__Task goal__:
Each entry must be duplicated precisely, with nothing left out.

Extracted records
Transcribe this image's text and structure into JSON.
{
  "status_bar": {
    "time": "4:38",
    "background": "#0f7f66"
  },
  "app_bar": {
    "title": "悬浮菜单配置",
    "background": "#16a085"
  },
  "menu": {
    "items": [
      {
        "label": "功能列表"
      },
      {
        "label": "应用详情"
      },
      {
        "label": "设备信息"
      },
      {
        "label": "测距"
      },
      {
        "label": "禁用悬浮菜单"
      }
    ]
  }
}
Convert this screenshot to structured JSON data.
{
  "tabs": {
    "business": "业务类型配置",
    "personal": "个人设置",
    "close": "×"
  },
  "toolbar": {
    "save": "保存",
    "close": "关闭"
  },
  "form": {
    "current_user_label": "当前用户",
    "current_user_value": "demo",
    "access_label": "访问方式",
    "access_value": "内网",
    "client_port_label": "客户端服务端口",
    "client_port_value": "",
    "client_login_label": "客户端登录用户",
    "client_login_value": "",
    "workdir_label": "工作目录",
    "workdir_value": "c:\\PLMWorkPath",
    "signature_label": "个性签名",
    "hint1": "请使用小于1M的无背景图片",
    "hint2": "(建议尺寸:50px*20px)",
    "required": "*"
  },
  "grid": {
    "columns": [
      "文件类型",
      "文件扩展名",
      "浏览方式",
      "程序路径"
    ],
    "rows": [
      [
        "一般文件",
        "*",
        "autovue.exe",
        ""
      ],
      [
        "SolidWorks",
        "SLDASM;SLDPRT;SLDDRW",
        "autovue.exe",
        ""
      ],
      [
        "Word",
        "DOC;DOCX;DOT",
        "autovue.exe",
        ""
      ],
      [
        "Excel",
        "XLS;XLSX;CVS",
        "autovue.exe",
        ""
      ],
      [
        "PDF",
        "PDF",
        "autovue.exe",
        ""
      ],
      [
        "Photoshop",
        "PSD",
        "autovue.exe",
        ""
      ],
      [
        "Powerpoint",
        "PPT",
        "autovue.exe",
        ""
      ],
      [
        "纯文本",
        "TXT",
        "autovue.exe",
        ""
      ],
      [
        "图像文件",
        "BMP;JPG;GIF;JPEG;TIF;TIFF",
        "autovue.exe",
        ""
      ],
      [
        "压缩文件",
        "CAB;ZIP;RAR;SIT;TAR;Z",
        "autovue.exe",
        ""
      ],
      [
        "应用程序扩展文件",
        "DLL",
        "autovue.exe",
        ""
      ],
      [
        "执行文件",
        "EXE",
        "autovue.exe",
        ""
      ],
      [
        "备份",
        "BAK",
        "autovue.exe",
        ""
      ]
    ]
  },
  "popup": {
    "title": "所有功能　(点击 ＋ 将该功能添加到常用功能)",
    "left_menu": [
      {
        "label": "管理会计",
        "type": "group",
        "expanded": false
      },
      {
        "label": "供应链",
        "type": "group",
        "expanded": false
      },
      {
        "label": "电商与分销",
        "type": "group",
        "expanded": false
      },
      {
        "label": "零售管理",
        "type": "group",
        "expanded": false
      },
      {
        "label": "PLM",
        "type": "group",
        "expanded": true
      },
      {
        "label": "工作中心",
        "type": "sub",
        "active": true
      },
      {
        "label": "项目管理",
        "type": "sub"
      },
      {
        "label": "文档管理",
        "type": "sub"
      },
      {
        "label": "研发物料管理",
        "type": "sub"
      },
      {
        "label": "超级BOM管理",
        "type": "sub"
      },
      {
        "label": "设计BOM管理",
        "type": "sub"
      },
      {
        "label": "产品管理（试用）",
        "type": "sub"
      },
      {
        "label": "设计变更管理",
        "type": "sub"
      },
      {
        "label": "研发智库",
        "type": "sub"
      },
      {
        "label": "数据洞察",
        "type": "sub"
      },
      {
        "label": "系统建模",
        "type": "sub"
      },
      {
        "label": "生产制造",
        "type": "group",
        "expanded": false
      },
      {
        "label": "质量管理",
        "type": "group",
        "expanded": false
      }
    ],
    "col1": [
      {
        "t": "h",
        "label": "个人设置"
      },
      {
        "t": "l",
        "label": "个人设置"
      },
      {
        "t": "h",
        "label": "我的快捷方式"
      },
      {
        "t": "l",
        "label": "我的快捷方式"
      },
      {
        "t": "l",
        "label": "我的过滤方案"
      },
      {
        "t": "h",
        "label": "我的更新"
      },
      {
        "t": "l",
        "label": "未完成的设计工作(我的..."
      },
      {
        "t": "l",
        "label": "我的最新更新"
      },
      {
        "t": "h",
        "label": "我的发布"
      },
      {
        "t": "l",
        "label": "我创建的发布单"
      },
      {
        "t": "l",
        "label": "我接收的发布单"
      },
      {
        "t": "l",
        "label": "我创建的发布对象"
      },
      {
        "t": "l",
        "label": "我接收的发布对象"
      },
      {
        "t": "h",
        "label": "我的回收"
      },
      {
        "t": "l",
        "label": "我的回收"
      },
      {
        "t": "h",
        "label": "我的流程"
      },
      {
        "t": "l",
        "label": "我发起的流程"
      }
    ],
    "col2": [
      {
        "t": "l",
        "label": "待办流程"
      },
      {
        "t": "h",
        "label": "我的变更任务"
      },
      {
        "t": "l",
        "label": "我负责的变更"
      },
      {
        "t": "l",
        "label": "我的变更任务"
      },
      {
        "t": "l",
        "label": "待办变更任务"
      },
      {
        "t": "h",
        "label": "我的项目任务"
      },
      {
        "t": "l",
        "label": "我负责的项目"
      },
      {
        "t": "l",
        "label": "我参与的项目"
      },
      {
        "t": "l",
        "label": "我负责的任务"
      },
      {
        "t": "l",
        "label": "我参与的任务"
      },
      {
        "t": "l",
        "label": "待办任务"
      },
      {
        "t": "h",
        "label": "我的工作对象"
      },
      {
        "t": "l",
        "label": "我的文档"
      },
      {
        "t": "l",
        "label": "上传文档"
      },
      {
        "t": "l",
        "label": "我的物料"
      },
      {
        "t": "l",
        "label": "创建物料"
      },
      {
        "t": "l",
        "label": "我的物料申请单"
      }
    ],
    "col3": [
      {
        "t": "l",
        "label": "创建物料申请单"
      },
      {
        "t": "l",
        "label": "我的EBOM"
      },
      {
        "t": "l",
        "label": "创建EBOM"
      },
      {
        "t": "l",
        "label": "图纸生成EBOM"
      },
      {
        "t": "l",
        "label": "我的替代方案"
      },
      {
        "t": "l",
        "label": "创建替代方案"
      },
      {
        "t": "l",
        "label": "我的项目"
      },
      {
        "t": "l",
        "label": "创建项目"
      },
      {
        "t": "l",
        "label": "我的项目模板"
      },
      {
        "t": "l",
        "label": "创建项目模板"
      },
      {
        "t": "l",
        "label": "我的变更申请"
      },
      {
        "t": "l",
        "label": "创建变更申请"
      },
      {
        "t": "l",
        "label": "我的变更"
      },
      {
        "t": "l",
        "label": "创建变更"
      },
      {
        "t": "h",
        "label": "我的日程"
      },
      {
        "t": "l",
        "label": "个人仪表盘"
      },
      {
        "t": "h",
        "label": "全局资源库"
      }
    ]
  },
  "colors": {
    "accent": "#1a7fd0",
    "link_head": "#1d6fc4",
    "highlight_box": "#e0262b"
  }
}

__Answer space__:
Transcribe this image's text and structure into JSON.
{
  "status_bar": {
    "time": "4:38",
    "background": "#0f7f66"
  },
  "app_bar": {
    "title": "悬浮菜单配置",
    "background": "#16a085"
  },
  "menu": {
    "items": [
      {
        "label": "功能列表"
      },
      {
        "label": "应用详情"
      },
      {
        "label": "设备信息"
      },
      {
        "label": "测距"
      },
      {
        "label": "禁用悬浮菜单"
      }
    ]
  }
}
Convert this screenshot to structured JSON data.
{
  "tabs": {
    "business": "业务类型配置",
    "personal": "个人设置",
    "close": "×"
  },
  "toolbar": {
    "save": "保存",
    "close": "关闭"
  },
  "form": {
    "current_user_label": "当前用户",
    "current_user_value": "demo",
    "access_label": "访问方式",
    "access_value": "内网",
    "client_port_label": "客户端服务端口",
    "client_port_value": "",
    "client_login_label": "客户端登录用户",
    "client_login_value": "",
    "workdir_label": "工作目录",
    "workdir_value": "c:\\PLMWorkPath",
    "signature_label": "个性签名",
    "hint1": "请使用小于1M的无背景图片",
    "hint2": "(建议尺寸:50px*20px)",
    "required": "*"
  },
  "grid": {
    "columns": [
      "文件类型",
      "文件扩展名",
      "浏览方式",
      "程序路径"
    ],
    "rows": [
      [
        "一般文件",
        "*",
        "autovue.exe",
        ""
      ],
      [
        "SolidWorks",
        "SLDASM;SLDPRT;SLDDRW",
        "autovue.exe",
        ""
      ],
      [
        "Word",
        "DOC;DOCX;DOT",
        "autovue.exe",
        ""
      ],
      [
        "Excel",
        "XLS;XLSX;CVS",
        "autovue.exe",
        ""
      ],
      [
        "PDF",
        "PDF",
        "autovue.exe",
        ""
      ],
      [
        "Photoshop",
        "PSD",
        "autovue.exe",
        ""
      ],
      [
        "Powerpoint",
        "PPT",
        "autovue.exe",
        ""
      ],
      [
        "纯文本",
        "TXT",
        "autovue.exe",
        ""
      ],
      [
        "图像文件",
        "BMP;JPG;GIF;JPEG;TIF;TIFF",
        "autovue.exe",
        ""
      ],
      [
        "压缩文件",
        "CAB;ZIP;RAR;SIT;TAR;Z",
        "autovue.exe",
        ""
      ],
      [
        "应用程序扩展文件",
        "DLL",
        "autovue.exe",
        ""
      ],
      [
        "执行文件",
        "EXE",
        "autovue.exe",
        ""
      ],
      [
        "备份",
        "BAK",
        "autovue.exe",
        ""
      ]
    ]
  },
  "popup": {
    "title": "所有功能　(点击 ＋ 将该功能添加到常用功能)",
    "left_menu": [
      {
        "label": "管理会计",
        "type": "group",
        "expanded": false
      },
      {
        "label": "供应链",
        "type": "group",
        "expanded": false
      },
      {
        "label": "电商与分销",
        "type": "group",
        "expanded": false
      },
      {
        "label": "零售管理",
        "type": "group",
        "expanded": false
      },
      {
        "label": "PLM",
        "type": "group",
        "expanded": true
      },
      {
        "label": "工作中心",
        "type": "sub",
        "active": true
      },
      {
        "label": "项目管理",
        "type": "sub"
      },
      {
        "label": "文档管理",
        "type": "sub"
      },
      {
        "label": "研发物料管理",
        "type": "sub"
      },
      {
        "label": "超级BOM管理",
        "type": "sub"
      },
      {
        "label": "设计BOM管理",
        "type": "sub"
      },
      {
        "label": "产品管理（试用）",
        "type": "sub"
      },
      {
        "label": "设计变更管理",
        "type": "sub"
      },
      {
        "label": "研发智库",
        "type": "sub"
      },
      {
        "label": "数据洞察",
        "type": "sub"
      },
      {
        "label": "系统建模",
        "type": "sub"
      },
      {
        "label": "生产制造",
        "type": "group",
        "expanded": false
      },
      {
        "label": "质量管理",
        "type": "group",
        "expanded": false
      }
    ],
    "col1": [
      {
        "t": "h",
        "label": "个人设置"
      },
      {
        "t": "l",
        "label": "个人设置"
      },
      {
        "t": "h",
        "label": "我的快捷方式"
      },
      {
        "t": "l",
        "label": "我的快捷方式"
      },
      {
        "t": "l",
        "label": "我的过滤方案"
      },
      {
        "t": "h",
        "label": "我的更新"
      },
      {
        "t": "l",
        "label": "未完成的设计工作(我的..."
      },
      {
        "t": "l",
        "label": "我的最新更新"
      },
      {
        "t": "h",
        "label": "我的发布"
      },
      {
        "t": "l",
        "label": "我创建的发布单"
      },
      {
        "t": "l",
        "label": "我接收的发布单"
      },
      {
        "t": "l",
        "label": "我创建的发布对象"
      },
      {
        "t": "l",
        "label": "我接收的发布对象"
      },
      {
        "t": "h",
        "label": "我的回收"
      },
      {
        "t": "l",
        "label": "我的回收"
      },
      {
        "t": "h",
        "label": "我的流程"
      },
      {
        "t": "l",
        "label": "我发起的流程"
      }
    ],
    "col2": [
      {
        "t": "l",
        "label": "待办流程"
      },
      {
        "t": "h",
        "label": "我的变更任务"
      },
      {
        "t": "l",
        "label": "我负责的变更"
      },
      {
        "t": "l",
        "label": "我的变更任务"
      },
      {
        "t": "l",
        "label": "待办变更任务"
      },
      {
        "t": "h",
        "label": "我的项目任务"
      },
      {
        "t": "l",
        "label": "我负责的项目"
      },
      {
        "t": "l",
        "label": "我参与的项目"
      },
      {
        "t": "l",
        "label": "我负责的任务"
      },
      {
        "t": "l",
        "label": "我参与的任务"
      },
      {
        "t": "l",
        "label": "待办任务"
      },
      {
        "t": "h",
        "label": "我的工作对象"
      },
      {
        "t": "l",
        "label": "我的文档"
      },
      {
        "t": "l",
        "label": "上传文档"
      },
      {
        "t": "l",
        "label": "我的物料"
      },
      {
        "t": "l",
        "label": "创建物料"
      },
      {
        "t": "l",
        "label": "我的物料申请单"
      }
    ],
    "col3": [
      {
        "t": "l",
        "label": "创建物料申请单"
      },
      {
        "t": "l",
        "label": "我的EBOM"
      },
      {
        "t": "l",
        "label": "创建EBOM"
      },
      {
        "t": "l",
        "label": "图纸生成EBOM"
      },
      {
        "t": "l",
        "label": "我的替代方案"
      },
      {
        "t": "l",
        "label": "创建替代方案"
      },
      {
        "t": "l",
        "label": "我的项目"
      },
      {
        "t": "l",
        "label": "创建项目"
      },
      {
        "t": "l",
        "label": "我的项目模板"
      },
      {
        "t": "l",
        "label": "创建项目模板"
      },
      {
        "t": "l",
        "label": "我的变更申请"
      },
      {
        "t": "l",
        "label": "创建变更申请"
      },
      {
        "t": "l",
        "label": "我的变更"
      },
      {
        "t": "l",
        "label": "创建变更"
      },
      {
        "t": "h",
        "label": "我的日程"
      },
      {
        "t": "l",
        "label": "个人仪表盘"
      },
      {
        "t": "h",
        "label": "全局资源库"
      }
    ]
  },
  "colors": {
    "accent": "#1a7fd0",
    "link_head": "#1d6fc4",
    "highlight_box": "#e0262b"
  }
}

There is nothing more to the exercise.